As a new century rolled in, the fashion of both genders underwent some serious changes. Although not as ground breaking as the concept of women wearing trousers or the intense colour pops of the 60’s and 70’s, the fashion of the 1910’s certainly played it’s part in changing ideas about what was and wasn’t acceptable for women to wear.
For most of us, knowledge of the fashion of the early 20th century is lost between the stuffiness of the Victorian collar and bustle (originally worn to make the butt look bigger. Say what you want Kim K, the Victorians were one of the first to be all about the big behinds) and the glitzy, glamorous styles of Gatsby’s 1920’s. However, this was one of the first points in history when clothing became softer, and the woman’s body wasn’t forced to conform to what it was wearing. Yay comfort!

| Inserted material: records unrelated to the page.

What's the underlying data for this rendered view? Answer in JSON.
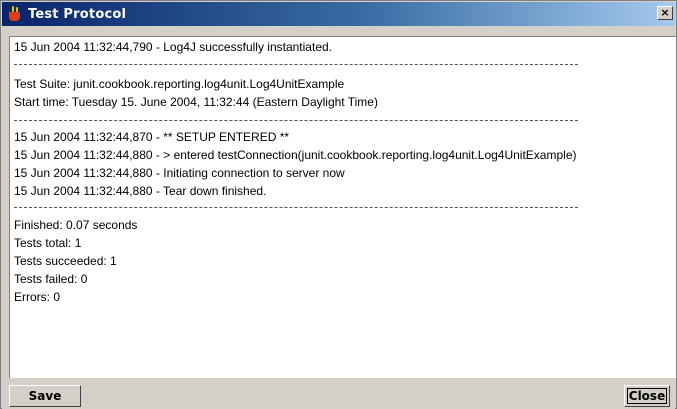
{
  "window": {
    "title": "Test Protocol",
    "close_glyph": "×"
  },
  "log": {
    "lines": [
      "15 Jun 2004 11:32:44,790 - Log4J successfully instantiated.",
      "Test Suite: junit.cookbook.reporting.log4unit.Log4UnitExample",
      "Start time: Tuesday 15. June 2004, 11:32:44 (Eastern Daylight Time)",
      "15 Jun 2004 11:32:44,870 - ** SETUP ENTERED **",
      "15 Jun 2004 11:32:44,880 - > entered testConnection(junit.cookbook.reporting.log4unit.Log4UnitExample)",
      "15 Jun 2004 11:32:44,880 - Initiating connection to server now",
      "15 Jun 2004 11:32:44,880 - Tear down finished.",
      "Finished: 0.07 seconds",
      "Tests total: 1",
      "Tests succeeded: 1",
      "Tests failed: 0",
      "Errors: 0"
    ]
  },
  "buttons": {
    "save_label": "Save",
    "close_label": "Close"
  }
}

Yet, despite this ‘revolution’, there were still popular trends that clashed with this. One of these was the hobble skirt. Incredibly popular between 1910 and 1913, this uncomfortable piece of clothing looked like your typical, floor length skirt; except that it was pulled in tightly at the knee. How tight I hear you (maybe) ask? Well the name gives it away, wearing this would cause you to hobble all over town.
Despite this decided setback to women’s comfort, it was out with the heavy fabrics and in with light and bright colours. Wealthier women wore tailored suits, hats that really stood out and fur. Lots and lots of fur. Scarves, muffs, even full length fur coats. Very Cruella De Vil.

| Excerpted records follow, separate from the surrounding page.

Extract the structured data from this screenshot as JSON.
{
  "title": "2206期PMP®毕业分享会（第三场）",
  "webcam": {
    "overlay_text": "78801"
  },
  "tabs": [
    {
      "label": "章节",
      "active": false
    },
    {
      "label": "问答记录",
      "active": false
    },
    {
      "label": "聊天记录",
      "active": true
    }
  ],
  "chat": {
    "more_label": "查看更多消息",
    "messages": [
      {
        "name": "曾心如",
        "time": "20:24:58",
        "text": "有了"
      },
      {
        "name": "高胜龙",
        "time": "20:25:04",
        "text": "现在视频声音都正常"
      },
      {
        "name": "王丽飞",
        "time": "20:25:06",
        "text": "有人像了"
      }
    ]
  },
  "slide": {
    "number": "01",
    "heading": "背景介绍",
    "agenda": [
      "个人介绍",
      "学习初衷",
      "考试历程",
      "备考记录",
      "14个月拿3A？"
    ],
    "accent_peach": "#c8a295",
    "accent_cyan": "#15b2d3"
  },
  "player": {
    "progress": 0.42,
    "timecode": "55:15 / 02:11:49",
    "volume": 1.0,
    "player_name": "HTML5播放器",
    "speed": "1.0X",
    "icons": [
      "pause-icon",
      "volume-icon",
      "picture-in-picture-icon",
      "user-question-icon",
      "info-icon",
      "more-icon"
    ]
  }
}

So, the first half of this decade was made up of bright colours, looser clothing and lower necklines. Skirts scandalously rose to well above the ankle (if you’d believe it, by 1916 women were wearing calf length dresses!) and fashion started to look much more like the styles of the Jazz Age that we know so well.
Yet everything changed in 1914. With the majority of men away fighting, women were required to get jobs and as a result fashion changed yet again. Enter the image of a British woman in a boiler suit, hair glamorously tied back with a bandana. Clothes needed to be more comfortable and better suited to their new activities, so it was out with the tailored suits and fur coats and in with simpler styles and darker colours.

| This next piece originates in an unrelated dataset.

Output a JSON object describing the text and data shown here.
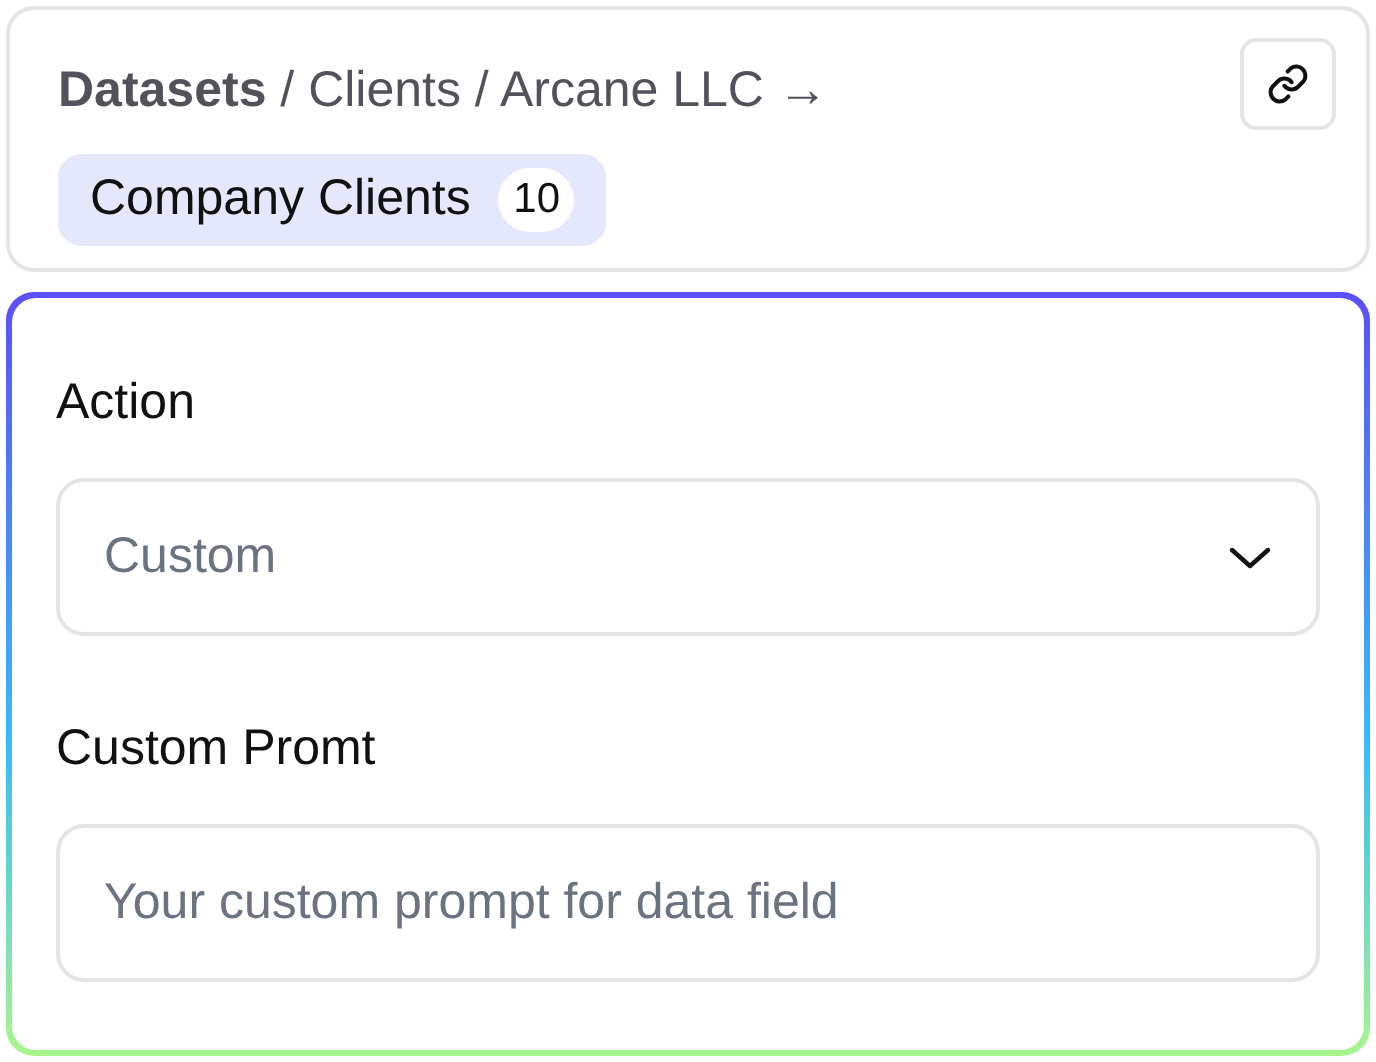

The decade ended in dark colours and a sombre mood. But fear not! Coming next is the 1920’s, which everyone knows was wild, fun, and full of the promise of a new age!Tweet